What is it?
Calamus is an herbal medicine used to treat heartburn, bloating, upset stomach (nausea), belly cramping, and constipation. It may also be used to increase your appetite. Calamus has not been studied in humans and the different types of Calamus are often confused. Because of this, Calamus use is not suggested.
Other names for Calamus include: Acorus, Sweet root, Sweet myrtle, Sweet sage, and Sweet flag.
Ask your doctor, nurse, or pharmacist if you need more information about this medicine or if any information in this leaflet concerns you.
Tell your doctor if you
- are taking medicine or are allergic to any medicine (prescription or over-the-counter (OTC) or dietary supplement)
- are pregnant or plan to become pregnant while using this medicine
- are breastfeeding
- have any other health problems, such as high blood pressure or heart or blood vessel disease
Talk with your caregiver about how much Calamus you should take. The amount depends on the strength of the medicine and the reason you are taking Calamus. If you are using this medicine without instructions from your caregiver, follow the directions on the medicine bottle. Do not take more medicine or take it more often than the directions tell you to.
To store this medicine:
Keep all medicine locked up and away from children. Store medicine away from heat and direct light. Do not store your medicine in the bathroom, near the kitchen sink, or in other damp places. Heat or moisture may cause the medicine to break down and not work the way it should work. Throw away medicine that is out of date or that you do not need. Never share your medicine with others.
Drug and Food Interactions:
Do not take Calamus without talking to your doctor first if you are taking:
- Amphetamines (stimulants, examples: dextroamphetamine, methamphetamine) (2)
- Medicines to help you relax or sleep (barbiturates, examples: Seconal(R) secobarbital, Nembutal(R) phenobarbital) (2,3-7)

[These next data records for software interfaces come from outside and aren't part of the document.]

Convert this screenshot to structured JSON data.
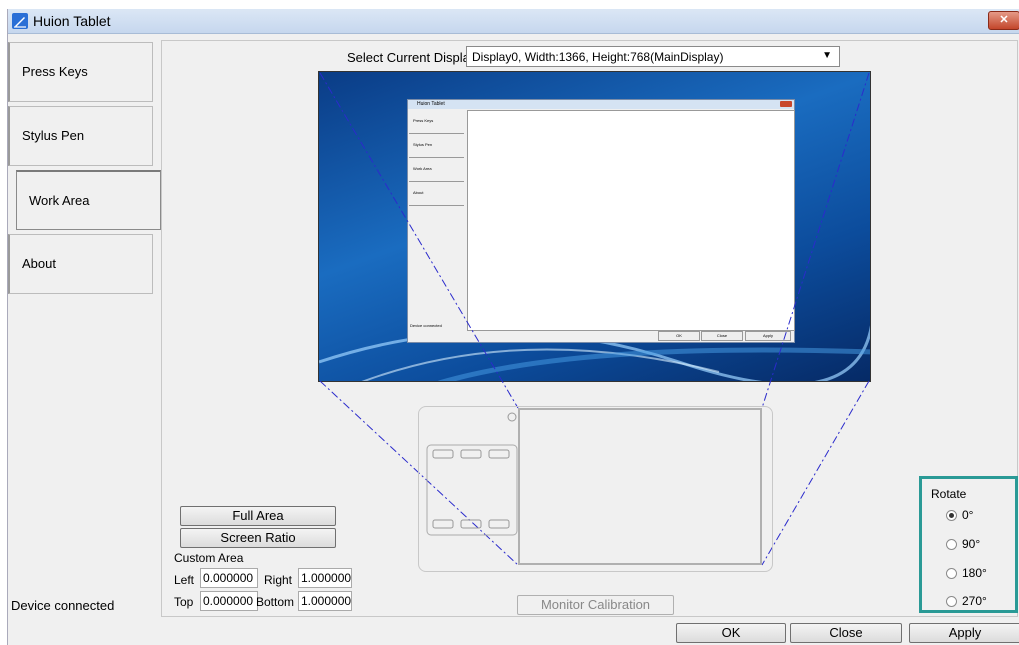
{
  "window": {
    "title": "Huion Tablet",
    "close_glyph": "✕"
  },
  "sidebar": {
    "items": [
      {
        "label": "Press Keys"
      },
      {
        "label": "Stylus Pen"
      },
      {
        "label": "Work Area"
      },
      {
        "label": "About"
      }
    ],
    "active": "Work Area"
  },
  "status": {
    "text": "Device connected"
  },
  "display": {
    "label": "Select Current Display",
    "value": "Display0, Width:1366, Height:768(MainDisplay)"
  },
  "preview": {
    "title": "Huion Tablet",
    "tabs": [
      "Press Keys",
      "Stylus Pen",
      "Work Area",
      "About"
    ],
    "status": "Device connected",
    "buttons": [
      "OK",
      "Close",
      "Apply"
    ]
  },
  "area_buttons": {
    "full_area": "Full Area",
    "screen_ratio": "Screen Ratio"
  },
  "custom_area": {
    "label": "Custom Area",
    "left_label": "Left",
    "left": "0.000000",
    "right_label": "Right",
    "right": "1.000000",
    "top_label": "Top",
    "top": "0.000000",
    "bottom_label": "Bottom",
    "bottom": "1.000000"
  },
  "monitor_calibration": "Monitor Calibration",
  "rotate": {
    "label": "Rotate",
    "options": [
      "0°",
      "90°",
      "180°",
      "270°"
    ],
    "selected": "0°"
  },
  "footer": {
    "ok": "OK",
    "close": "Close",
    "apply": "Apply"
  },
  "colors": {
    "accent": "#2a9a96",
    "guide_line": "#2b2bcc"
  }
}
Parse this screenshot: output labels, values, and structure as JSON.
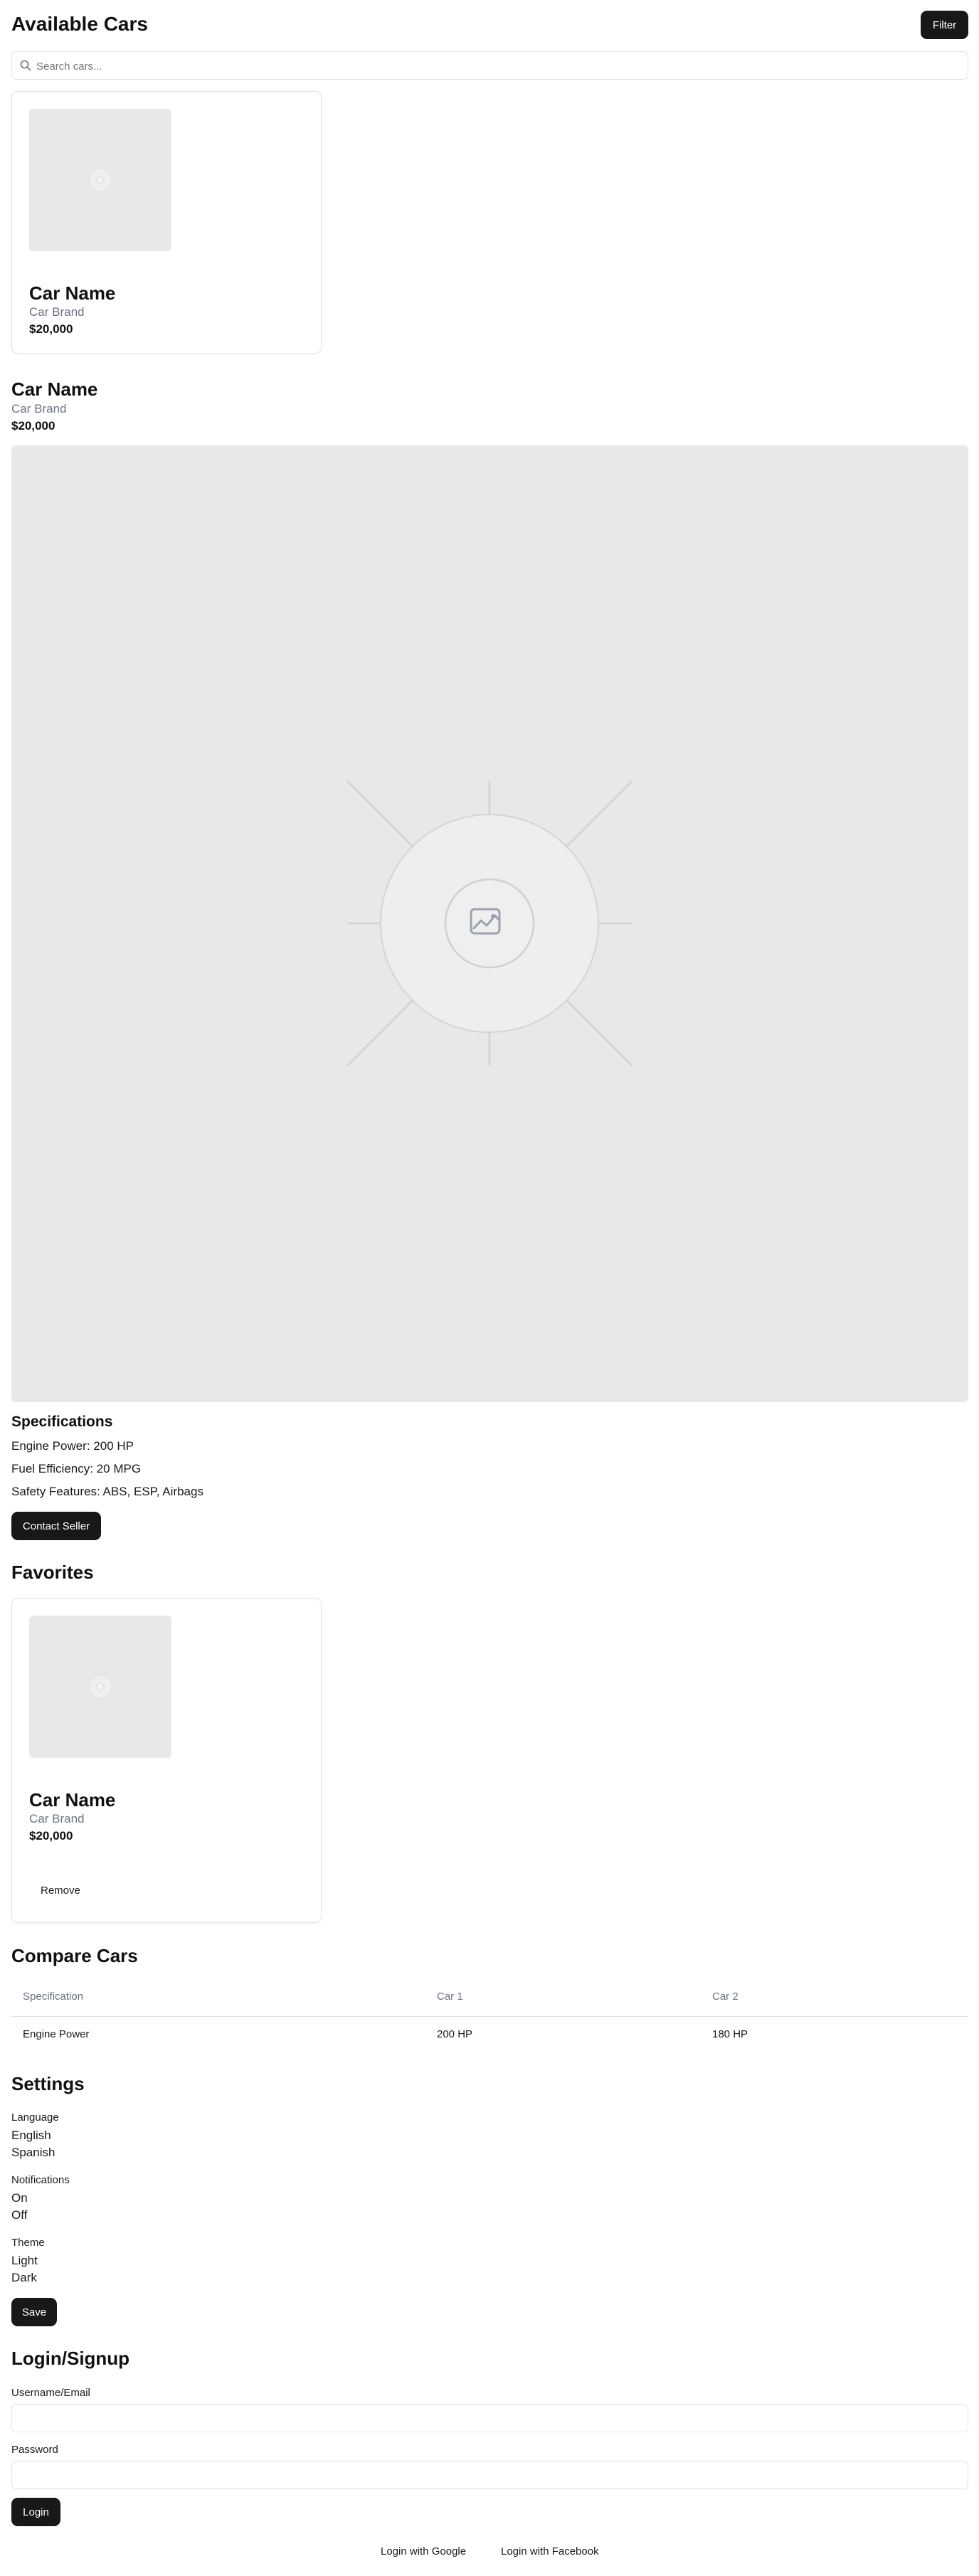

- Cannabis (marijuana) (8)
- Ethanol (alcohol) (4,6)
- Scopolamine (Transderm Scop(R)) (4)
Calamus use is not recommended because the types are hard to identify (9).
Stop taking your medicine right away and talk to your doctor if you have any of the following side effects. Your medicine may be causing these symptoms which may mean you are allergic to it.
- Breathing problems or tightness in your throat or chest
- Chest pain
- Skin hives, rash, or itchy or swollen skin
Other Side Effects:
You may have the following side effects, but this medicine may also cause other side effects. Tell your doctor if you have side effects that you think are caused by this medicine.
- Vomiting (throwing up) (10)
1. Newall CA, Anderson LA & Phillipson JD: Herbal Medicines: A Guide for Healthcare Professionals. The Pharmaceutical Press, London, England; 1996.
2. Panchal GM, Venkatakrishna-Bhatt H, Doctor RB et al: Pharmacology of Acorus calamus L. Indian J Exp Biol 1989; 27(6):561-567.
3. Liao JF, Huang SY, Jan YM et al: Central inhibitory effects of water extract of Acori graminei rhizoma in mice. J Ethnopharmacol 1998; 61(3):185-193.
4. Nishiyama N, Zhou Y, Takashina K et al: Effects of DX-9386, a traditional Chinese medicinal preparation, on passive and active avoidance performances in mice. Biol Pharm Bull 1994a; 17(11):1472-1476.
5. Martis G, Rao A & Karanth KS: Neuropharmcological activity of Acorus calamus. Fitoterapia 1991; 62(4):331-337.
6. Dandiya PC & Sharma JD: Studies on Acorus calamus. V. Pharmacological actions of asarone and beta-asarone on central nervous system. Indian J Med Res 1962; 50:46-60.
7. Dandiya PC, Cullumbine H & Sellers EA: Studies on Acorus calamus. IV. Investigations on mechanism of action in mice. J Pharmacol Exp Ther 1959; 126:334-337.
8. Zanoli P, Avallone R & Baraldi M: Sedative and hypothermic effects induced by beta-asarone, a main component of Acorus calamus. Phytother Res 1998; 12(Supp 1):S114-S116.
9. McGuffin M, Hobbs C, Upton R et al (eds): American Herbal Products Association's Botanical Safety Handbook. CRC Press, Boca Raton, FL; 1997.
10. Vargas CP, Wolf LR, Gamm SR et al: Getting to the root (Acorus calamus) of the problem (letter). J Toxicol Clin Toxicol 1998; 36(3):259-260.
Last Updated: 9/4/2017